*What you need to do*
An exact copy of the entries is required, with every image omitted.

::: Stored data

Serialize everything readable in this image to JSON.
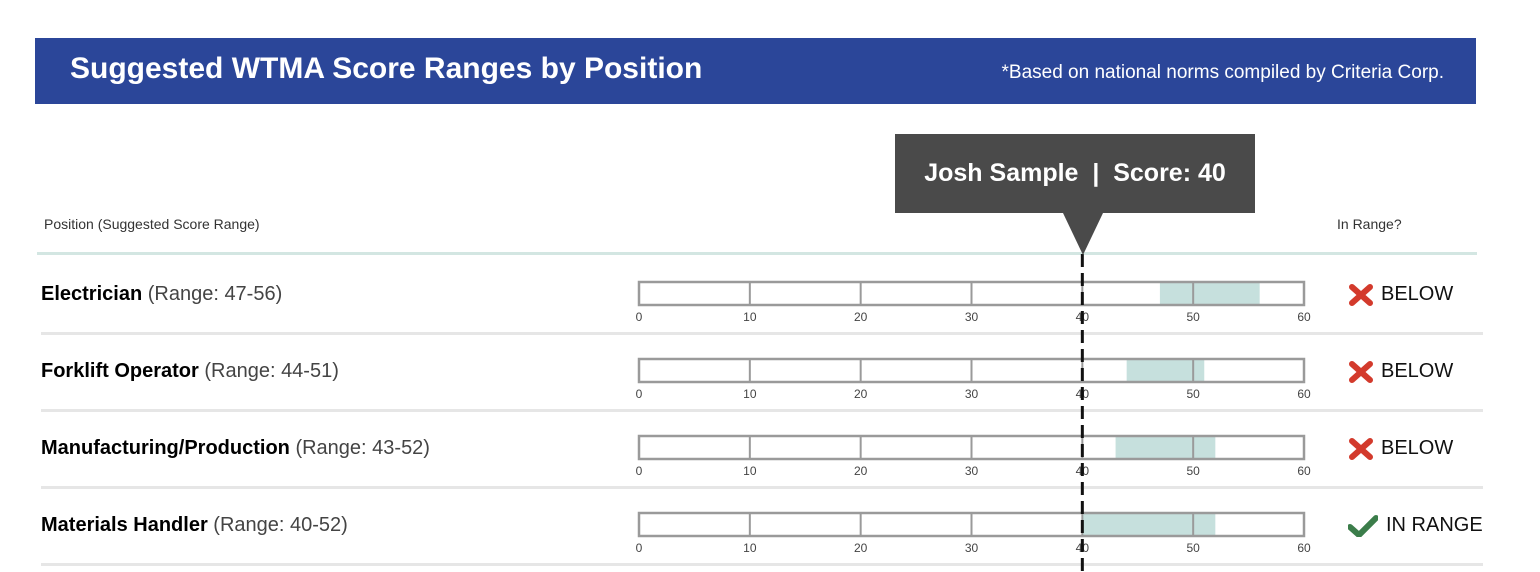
{
  "header": {
    "title": "Suggested WTMA Score Ranges by Position",
    "note": "*Based on national norms compiled by Criteria Corp.",
    "background_color": "#2B4699"
  },
  "columns": {
    "position": "Position (Suggested Score Range)",
    "in_range": "In Range?"
  },
  "tooltip": {
    "text": "Josh Sample  |  Score: 40"
  },
  "chart_data": {
    "type": "range-bar",
    "title": "Suggested WTMA Score Ranges by Position",
    "candidate": {
      "name": "Josh Sample",
      "score": 40
    },
    "xlim": [
      0,
      60
    ],
    "ticks": [
      "0",
      "10",
      "20",
      "30",
      "40",
      "50",
      "60"
    ],
    "range_color": "#c6e0dd",
    "rows": [
      {
        "position": "Electrician",
        "range_label": "(Range: 47-56)",
        "min": 47,
        "max": 56,
        "status": "BELOW",
        "status_icon": "x-icon"
      },
      {
        "position": "Forklift Operator",
        "range_label": "(Range: 44-51)",
        "min": 44,
        "max": 51,
        "status": "BELOW",
        "status_icon": "x-icon"
      },
      {
        "position": "Manufacturing/Production",
        "range_label": "(Range: 43-52)",
        "min": 43,
        "max": 52,
        "status": "BELOW",
        "status_icon": "x-icon"
      },
      {
        "position": "Materials Handler",
        "range_label": "(Range: 40-52)",
        "min": 40,
        "max": 52,
        "status": "IN RANGE",
        "status_icon": "check-icon"
      }
    ]
  },
  "status_colors": {
    "below": "#d33a2c",
    "in_range": "#3b7d4a"
  }
}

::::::

*Answer for the task*
Serialize everything readable in this image to JSON.
{
  "header": {
    "title": "Suggested WTMA Score Ranges by Position",
    "note": "*Based on national norms compiled by Criteria Corp.",
    "background_color": "#2B4699"
  },
  "columns": {
    "position": "Position (Suggested Score Range)",
    "in_range": "In Range?"
  },
  "tooltip": {
    "text": "Josh Sample  |  Score: 40"
  },
  "chart_data": {
    "type": "range-bar",
    "title": "Suggested WTMA Score Ranges by Position",
    "candidate": {
      "name": "Josh Sample",
      "score": 40
    },
    "xlim": [
      0,
      60
    ],
    "ticks": [
      "0",
      "10",
      "20",
      "30",
      "40",
      "50",
      "60"
    ],
    "range_color": "#c6e0dd",
    "rows": [
      {
        "position": "Electrician",
        "range_label": "(Range: 47-56)",
        "min": 47,
        "max": 56,
        "status": "BELOW",
        "status_icon": "x-icon"
      },
      {
        "position": "Forklift Operator",
        "range_label": "(Range: 44-51)",
        "min": 44,
        "max": 51,
        "status": "BELOW",
        "status_icon": "x-icon"
      },
      {
        "position": "Manufacturing/Production",
        "range_label": "(Range: 43-52)",
        "min": 43,
        "max": 52,
        "status": "BELOW",
        "status_icon": "x-icon"
      },
      {
        "position": "Materials Handler",
        "range_label": "(Range: 40-52)",
        "min": 40,
        "max": 52,
        "status": "IN RANGE",
        "status_icon": "check-icon"
      }
    ]
  },
  "status_colors": {
    "below": "#d33a2c",
    "in_range": "#3b7d4a"
  }
}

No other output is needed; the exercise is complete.